There’s one thing you will definitely see on “Olbermann” when commentator Keith Olbermann returns to his former employer ESPN on Aug. 26: a joke — any joke at all — about Anthony Weiner’s sexting alter-ego Carlos Danger. “I guarantee you Carlos Danger will wind up in the first show of the new series somehow,” he promised reporters at the 2013 Television Critics Association summer press tour in Los Angeles.
“I think that he stole a great fake hotel sign-in name that I would have liked to have used,” Olbermann cracked. “The idea that anyone could have called themselves, under any circumstances and for any purpose, Carlos Danger, is a tribute to something about him.”
Olbermann likely won’t be discussing Weiner’s New York City mayoral run, however, but he shoots down a report from the New York Times that stated there’s a contractual clause prohibiting him from talking politics at all. “There is no such clause referring to content about anything we might do on the show,” he says. “There were also references to having pop-culture segments and such. That is also inaccurate.”
But that doesn’t mean politics are verboten. “I’m not intending to talk about politics, certainly not in the partisan sense, and not in the sense that I did in the last ten years of work that I’ve done, for the simple reason that it’s a sports show. There will be occasions,” Olbermann says, when it will be permissible — say, if Barack Obama rushes the field at a baseball game — “but it will not be the intent.”
What else will we see? A lot of stuff you’ll see on other sports shows. “You’re not going to be able to bring a new component to it,” Olbermann says. “Every sports program is going to be made up of a lot of the same elements and we intend to use them. The secret to it, obviously, is the recipe and the mix, and whether you can provide an alternative, our complementary broadcast to ‘SportsCenter.'”
That will include commentary, highlights, interviews, experts, analyses and a popular segment borrowed from Olbermann’s old show but with a sports-related bent: The Worst Person in the Sports World. “People kind of liked that one,” he says.

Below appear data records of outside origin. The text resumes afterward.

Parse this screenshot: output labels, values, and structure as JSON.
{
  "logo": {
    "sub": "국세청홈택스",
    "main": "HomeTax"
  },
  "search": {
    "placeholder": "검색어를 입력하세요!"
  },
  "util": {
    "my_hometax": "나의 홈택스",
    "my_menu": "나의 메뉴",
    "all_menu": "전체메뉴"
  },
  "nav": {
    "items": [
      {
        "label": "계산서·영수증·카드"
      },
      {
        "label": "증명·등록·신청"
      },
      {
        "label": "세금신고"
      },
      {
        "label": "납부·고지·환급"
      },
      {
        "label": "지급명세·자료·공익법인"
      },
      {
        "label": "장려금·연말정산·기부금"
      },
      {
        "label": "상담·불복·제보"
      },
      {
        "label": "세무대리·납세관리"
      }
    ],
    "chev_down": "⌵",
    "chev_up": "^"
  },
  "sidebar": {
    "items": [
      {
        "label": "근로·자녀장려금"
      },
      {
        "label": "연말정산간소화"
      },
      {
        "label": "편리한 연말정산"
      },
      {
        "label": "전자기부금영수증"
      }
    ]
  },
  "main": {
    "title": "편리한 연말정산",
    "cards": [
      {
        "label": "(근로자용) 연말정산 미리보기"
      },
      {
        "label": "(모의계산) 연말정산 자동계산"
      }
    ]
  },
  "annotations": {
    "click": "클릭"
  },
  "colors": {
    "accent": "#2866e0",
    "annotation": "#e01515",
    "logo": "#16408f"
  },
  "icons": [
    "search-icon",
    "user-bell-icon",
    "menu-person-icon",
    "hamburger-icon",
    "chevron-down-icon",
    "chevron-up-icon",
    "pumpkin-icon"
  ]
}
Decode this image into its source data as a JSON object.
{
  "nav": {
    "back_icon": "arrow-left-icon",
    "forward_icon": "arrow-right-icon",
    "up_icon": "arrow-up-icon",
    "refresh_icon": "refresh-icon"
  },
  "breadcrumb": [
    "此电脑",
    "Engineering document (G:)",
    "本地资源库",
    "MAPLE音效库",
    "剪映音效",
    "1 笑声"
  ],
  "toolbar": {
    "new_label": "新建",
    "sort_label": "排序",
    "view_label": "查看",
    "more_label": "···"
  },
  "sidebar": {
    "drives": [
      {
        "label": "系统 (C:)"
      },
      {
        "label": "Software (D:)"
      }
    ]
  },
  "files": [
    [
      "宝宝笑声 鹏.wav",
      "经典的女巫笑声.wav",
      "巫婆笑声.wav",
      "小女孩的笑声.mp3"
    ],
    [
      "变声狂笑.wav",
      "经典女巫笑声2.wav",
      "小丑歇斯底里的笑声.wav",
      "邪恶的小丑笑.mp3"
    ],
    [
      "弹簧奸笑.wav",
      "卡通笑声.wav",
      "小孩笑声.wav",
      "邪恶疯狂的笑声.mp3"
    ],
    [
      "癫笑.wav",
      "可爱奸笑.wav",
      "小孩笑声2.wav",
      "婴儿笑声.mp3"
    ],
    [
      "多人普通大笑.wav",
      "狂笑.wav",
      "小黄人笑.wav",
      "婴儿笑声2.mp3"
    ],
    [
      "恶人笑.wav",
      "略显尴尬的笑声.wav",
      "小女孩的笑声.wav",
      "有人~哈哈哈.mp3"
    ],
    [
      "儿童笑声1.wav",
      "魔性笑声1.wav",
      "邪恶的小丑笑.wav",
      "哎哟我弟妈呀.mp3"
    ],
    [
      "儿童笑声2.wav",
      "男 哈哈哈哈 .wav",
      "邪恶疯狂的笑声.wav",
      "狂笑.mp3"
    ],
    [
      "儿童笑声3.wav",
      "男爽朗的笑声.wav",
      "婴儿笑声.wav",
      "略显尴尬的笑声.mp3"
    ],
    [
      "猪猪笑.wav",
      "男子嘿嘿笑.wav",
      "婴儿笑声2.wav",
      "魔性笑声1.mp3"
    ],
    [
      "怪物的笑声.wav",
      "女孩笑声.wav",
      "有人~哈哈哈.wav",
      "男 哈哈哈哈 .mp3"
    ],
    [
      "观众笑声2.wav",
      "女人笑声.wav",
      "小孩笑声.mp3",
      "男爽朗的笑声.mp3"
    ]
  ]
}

Olbermann is taking the same approach to his new show as he did to “SportsCenter” 20 years ago: “We’re going to assume our viewers know 50 to 100 percent of the stuff,” he says. “What we’re here to do is explain why it happened, hopefully, and to add some additional insight. And failing that, to just do some stupid cliches and catchphrases. So now here we are in 2013, and we’re going to do that same kind of concept but in a 21st century manner. Whatever the hell that means.”